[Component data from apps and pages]
——————

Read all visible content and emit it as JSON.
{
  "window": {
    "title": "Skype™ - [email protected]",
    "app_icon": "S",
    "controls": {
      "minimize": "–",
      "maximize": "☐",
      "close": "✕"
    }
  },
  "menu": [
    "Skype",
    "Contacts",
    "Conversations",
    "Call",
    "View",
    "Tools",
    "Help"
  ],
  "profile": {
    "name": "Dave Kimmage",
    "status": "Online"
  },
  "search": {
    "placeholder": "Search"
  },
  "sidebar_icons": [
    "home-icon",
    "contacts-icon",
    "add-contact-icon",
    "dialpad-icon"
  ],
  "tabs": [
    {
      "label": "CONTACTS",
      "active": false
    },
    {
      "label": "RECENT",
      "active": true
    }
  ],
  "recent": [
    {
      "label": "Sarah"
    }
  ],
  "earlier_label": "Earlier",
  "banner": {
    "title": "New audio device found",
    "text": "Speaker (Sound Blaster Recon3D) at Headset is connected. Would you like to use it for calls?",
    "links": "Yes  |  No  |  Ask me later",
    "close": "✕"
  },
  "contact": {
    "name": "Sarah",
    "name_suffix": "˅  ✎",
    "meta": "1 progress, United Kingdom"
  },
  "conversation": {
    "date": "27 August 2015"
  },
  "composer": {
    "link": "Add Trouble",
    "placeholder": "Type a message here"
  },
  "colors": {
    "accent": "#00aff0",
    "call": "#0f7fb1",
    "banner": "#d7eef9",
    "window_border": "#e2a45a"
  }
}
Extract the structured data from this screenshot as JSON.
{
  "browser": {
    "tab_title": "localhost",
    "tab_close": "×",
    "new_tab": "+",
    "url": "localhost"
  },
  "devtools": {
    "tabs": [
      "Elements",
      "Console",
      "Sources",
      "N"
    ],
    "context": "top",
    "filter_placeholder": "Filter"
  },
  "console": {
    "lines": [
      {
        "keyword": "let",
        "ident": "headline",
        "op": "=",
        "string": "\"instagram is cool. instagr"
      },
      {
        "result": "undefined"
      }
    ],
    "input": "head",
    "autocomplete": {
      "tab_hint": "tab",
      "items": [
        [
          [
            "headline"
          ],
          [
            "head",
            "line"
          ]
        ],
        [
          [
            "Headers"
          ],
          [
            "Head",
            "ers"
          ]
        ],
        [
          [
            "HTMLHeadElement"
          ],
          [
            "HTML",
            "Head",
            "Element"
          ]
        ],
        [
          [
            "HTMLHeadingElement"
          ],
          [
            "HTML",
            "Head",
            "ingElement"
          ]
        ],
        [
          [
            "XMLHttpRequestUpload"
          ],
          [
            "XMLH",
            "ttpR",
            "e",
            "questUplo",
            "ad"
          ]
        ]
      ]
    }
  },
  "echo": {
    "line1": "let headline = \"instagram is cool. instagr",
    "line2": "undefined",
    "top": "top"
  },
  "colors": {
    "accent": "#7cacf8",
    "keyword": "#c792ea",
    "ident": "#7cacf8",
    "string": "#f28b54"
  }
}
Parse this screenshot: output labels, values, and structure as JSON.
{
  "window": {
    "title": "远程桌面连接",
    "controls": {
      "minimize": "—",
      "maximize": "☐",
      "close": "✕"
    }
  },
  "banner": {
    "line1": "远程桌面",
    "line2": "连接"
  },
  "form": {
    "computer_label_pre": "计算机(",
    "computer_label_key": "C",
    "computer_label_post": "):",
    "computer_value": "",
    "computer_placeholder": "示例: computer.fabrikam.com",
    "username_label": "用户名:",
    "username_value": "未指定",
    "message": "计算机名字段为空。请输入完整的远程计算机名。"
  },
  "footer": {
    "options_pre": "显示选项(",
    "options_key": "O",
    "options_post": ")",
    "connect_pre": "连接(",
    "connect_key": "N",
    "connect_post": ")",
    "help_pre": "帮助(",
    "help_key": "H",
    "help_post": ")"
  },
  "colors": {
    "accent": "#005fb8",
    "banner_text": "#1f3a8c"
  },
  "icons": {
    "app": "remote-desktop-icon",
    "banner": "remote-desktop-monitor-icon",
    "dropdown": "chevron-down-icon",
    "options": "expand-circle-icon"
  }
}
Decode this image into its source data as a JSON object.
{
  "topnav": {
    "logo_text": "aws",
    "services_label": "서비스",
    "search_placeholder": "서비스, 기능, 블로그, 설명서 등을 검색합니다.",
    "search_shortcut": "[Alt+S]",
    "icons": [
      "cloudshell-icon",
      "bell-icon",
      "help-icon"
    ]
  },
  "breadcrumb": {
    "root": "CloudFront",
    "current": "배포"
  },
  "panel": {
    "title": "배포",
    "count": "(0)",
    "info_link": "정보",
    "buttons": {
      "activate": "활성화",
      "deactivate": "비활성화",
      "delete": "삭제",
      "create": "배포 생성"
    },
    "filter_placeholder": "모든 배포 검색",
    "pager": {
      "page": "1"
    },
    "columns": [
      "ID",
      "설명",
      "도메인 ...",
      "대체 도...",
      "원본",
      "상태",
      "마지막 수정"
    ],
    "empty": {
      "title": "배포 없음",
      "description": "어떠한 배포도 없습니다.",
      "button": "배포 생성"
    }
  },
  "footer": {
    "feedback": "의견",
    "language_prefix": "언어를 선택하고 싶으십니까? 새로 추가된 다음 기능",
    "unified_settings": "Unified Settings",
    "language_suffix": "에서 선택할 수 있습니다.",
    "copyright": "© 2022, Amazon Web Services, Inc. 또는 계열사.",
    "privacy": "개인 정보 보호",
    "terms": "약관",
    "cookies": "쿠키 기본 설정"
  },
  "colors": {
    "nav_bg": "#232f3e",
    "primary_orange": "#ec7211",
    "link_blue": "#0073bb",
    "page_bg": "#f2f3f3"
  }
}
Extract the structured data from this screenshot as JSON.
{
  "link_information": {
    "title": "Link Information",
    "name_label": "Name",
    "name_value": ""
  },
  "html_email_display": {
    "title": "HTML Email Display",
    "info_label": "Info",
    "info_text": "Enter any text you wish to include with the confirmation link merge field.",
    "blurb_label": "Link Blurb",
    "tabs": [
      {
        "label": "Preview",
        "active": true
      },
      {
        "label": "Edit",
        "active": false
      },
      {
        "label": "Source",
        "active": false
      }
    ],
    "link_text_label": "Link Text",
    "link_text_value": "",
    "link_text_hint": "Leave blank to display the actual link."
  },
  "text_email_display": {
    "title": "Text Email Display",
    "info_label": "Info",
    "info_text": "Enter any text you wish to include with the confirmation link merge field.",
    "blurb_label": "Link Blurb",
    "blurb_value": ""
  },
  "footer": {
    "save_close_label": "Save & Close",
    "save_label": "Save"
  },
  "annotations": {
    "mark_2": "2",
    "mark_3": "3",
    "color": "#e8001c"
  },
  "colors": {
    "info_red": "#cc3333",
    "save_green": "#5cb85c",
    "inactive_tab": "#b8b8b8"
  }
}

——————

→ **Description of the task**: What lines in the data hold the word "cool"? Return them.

→ **Reply**:
        "string": "\"instagram is cool. instagr"
    "line1": "let headline = \"instagram is cool. instagr",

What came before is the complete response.